Most individuals are familiar with H1N1, although there are some who only know it as swine flu. Are flu vaccinations covered by health insurance today and will they be tomorrow? What constitutes health care reform and its impact on the 250 million insured Americans remains a mystery to most. President Obama has placed it as his top priority before the Congressional August recess, however key components including the $1 trillion + price tag and the means by which health insurance will be made available do not appear to have bipartisan support. Unless there is some drastic realignment, it is unlikely that there will be an overhaul of the health care system this year.
In response to President Obama top priority, the House Democrats introduced HR 3200–America’s Affordable Health Choices Act. This 1,018 page bill, if passed in its current form, will impose dramatic changes to the health care system. Some changes include:
- Establish a Health Insurance Exchange to facilitate comparison shopping for plans, allow small business owners to provide employees choices, including a public health plan option;
- Expand coverage for preventative and wellness services;
- Create affordability credits available to low and middle income individuals and families to make premiums affordable and reduce cost sharing;
- Offer four tiers of benefit packages so that consumers can choose the plan that best meets their health care needs, and provide transparency so complete information is available to consumers;
- Impose a surcharge on individuals who earn more that $280,000 and families who earn more than $350,000.
These are just a few highlights and there are many unanswered questions in the proposed legislation. Many Senators, both Republicans and Democrats, have expressed concerns on a variety of different parts of the bill. It seems as if overhauling the health care system could take Congress more time than the President anticipates.

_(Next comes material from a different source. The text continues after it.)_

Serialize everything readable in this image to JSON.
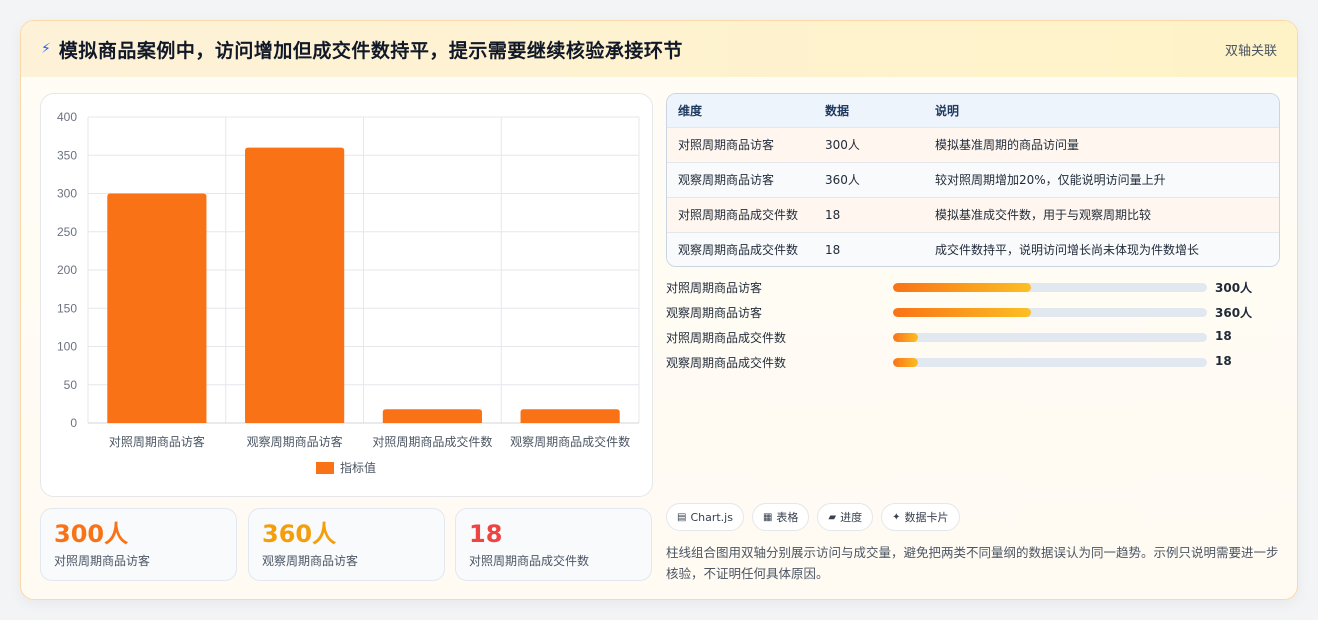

If there is any sort of health care reform passed this year, individuals will need to understand what it means to them from a financial and benefits standpoint. Much of this dissemination of information will fall to employers. Wealth managers should anticipate potential health care expenses when working on planning for next year and beyond.